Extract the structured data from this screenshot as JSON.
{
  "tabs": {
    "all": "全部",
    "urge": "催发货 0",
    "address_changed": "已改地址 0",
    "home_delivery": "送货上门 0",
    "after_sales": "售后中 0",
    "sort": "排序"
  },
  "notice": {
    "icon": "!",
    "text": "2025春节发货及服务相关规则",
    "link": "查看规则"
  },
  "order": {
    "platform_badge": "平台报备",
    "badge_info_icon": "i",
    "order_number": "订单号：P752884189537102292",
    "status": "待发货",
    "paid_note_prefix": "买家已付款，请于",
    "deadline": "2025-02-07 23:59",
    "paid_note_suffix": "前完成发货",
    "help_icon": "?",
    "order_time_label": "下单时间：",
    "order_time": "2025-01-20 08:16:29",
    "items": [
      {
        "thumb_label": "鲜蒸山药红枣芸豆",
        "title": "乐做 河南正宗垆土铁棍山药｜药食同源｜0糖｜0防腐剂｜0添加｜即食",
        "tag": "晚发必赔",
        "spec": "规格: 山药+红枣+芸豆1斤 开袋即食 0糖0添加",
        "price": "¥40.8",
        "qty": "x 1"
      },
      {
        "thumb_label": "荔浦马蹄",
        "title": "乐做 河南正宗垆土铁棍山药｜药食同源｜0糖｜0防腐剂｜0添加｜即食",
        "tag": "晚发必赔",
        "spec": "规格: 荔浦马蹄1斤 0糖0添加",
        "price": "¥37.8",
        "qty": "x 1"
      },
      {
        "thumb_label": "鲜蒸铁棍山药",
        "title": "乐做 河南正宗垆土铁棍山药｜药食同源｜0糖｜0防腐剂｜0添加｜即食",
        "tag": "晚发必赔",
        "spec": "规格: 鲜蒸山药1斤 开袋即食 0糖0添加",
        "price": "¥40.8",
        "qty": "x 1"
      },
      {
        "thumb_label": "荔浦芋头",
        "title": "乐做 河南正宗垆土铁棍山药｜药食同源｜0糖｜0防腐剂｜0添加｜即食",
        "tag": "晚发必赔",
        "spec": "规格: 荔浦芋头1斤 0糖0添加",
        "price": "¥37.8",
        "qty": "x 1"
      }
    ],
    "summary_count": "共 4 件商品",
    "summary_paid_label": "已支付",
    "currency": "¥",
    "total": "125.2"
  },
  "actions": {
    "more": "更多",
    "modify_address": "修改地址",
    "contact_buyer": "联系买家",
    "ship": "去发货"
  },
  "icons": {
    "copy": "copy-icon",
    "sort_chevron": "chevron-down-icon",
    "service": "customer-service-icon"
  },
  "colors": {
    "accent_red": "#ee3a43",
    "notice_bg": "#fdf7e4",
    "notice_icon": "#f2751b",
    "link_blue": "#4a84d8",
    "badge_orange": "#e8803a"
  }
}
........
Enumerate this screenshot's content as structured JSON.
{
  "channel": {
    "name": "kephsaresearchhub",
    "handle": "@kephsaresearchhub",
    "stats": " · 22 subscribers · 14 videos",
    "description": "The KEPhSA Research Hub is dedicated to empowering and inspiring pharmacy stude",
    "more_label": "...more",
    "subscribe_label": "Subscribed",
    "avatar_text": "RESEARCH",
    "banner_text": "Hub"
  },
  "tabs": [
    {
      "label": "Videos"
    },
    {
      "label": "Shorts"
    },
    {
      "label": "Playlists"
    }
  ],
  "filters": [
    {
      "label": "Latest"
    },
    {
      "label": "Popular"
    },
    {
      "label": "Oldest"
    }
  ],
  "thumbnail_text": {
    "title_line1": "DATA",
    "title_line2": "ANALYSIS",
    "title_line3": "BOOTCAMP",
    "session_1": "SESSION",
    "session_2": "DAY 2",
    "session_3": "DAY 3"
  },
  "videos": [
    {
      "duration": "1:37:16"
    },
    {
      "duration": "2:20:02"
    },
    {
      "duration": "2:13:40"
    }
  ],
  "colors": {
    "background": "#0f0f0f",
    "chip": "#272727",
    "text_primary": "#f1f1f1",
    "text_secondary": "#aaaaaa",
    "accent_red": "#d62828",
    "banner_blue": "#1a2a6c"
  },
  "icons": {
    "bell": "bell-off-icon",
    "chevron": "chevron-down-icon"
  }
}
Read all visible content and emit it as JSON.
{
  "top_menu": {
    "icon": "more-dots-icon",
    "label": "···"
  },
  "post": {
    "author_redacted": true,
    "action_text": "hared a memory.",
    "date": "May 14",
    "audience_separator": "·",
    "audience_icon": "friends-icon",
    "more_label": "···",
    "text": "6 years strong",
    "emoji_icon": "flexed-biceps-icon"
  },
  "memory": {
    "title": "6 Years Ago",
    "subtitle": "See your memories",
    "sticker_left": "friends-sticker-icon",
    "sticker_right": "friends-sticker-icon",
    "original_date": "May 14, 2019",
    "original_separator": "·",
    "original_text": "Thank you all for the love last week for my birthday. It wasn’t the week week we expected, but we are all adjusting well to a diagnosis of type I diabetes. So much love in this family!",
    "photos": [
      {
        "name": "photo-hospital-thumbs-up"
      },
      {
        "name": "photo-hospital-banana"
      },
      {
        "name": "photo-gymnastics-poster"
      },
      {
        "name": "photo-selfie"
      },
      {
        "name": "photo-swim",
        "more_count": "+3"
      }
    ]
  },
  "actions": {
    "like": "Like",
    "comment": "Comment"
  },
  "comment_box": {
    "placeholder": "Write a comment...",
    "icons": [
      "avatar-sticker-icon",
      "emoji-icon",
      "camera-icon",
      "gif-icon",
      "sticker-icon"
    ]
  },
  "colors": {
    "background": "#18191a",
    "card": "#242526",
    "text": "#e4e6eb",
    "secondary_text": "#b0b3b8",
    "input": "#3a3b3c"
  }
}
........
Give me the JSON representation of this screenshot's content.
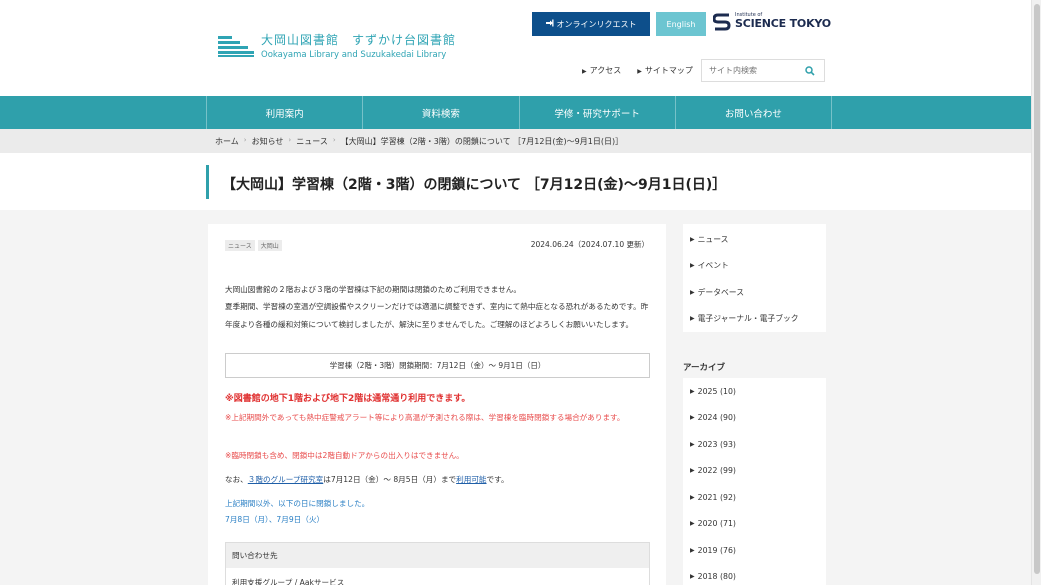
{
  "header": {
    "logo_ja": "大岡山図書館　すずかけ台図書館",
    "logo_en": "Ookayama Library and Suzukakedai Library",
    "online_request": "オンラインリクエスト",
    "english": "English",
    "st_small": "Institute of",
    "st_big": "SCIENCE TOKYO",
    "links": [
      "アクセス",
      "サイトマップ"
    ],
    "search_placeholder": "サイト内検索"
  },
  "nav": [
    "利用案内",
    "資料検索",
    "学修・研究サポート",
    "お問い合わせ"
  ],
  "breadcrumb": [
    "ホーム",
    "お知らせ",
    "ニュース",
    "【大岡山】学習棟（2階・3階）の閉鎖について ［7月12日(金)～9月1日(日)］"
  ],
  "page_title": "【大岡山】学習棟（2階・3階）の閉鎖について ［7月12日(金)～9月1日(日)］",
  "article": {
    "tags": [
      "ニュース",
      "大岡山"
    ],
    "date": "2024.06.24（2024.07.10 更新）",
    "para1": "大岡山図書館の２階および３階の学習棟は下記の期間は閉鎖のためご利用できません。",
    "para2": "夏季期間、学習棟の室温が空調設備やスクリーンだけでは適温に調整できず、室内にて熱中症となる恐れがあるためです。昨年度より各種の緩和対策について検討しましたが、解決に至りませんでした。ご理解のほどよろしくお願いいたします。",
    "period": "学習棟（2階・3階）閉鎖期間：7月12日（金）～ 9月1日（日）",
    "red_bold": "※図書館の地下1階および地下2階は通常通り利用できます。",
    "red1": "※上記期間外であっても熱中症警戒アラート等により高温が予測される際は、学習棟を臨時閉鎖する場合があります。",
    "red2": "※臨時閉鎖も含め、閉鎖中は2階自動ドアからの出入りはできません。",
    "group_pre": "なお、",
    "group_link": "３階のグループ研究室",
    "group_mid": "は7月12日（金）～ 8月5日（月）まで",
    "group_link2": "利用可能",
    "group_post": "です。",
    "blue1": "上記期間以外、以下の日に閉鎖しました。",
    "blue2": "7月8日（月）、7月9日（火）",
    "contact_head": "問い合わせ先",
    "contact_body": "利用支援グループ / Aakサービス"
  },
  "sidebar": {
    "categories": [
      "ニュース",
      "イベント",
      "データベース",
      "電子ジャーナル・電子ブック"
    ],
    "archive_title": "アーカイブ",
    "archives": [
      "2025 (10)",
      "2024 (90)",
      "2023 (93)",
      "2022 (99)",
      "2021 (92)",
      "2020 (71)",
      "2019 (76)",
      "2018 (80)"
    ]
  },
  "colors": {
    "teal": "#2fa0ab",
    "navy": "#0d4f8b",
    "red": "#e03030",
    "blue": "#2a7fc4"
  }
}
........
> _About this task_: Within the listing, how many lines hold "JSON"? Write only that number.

> _Answer section_: 4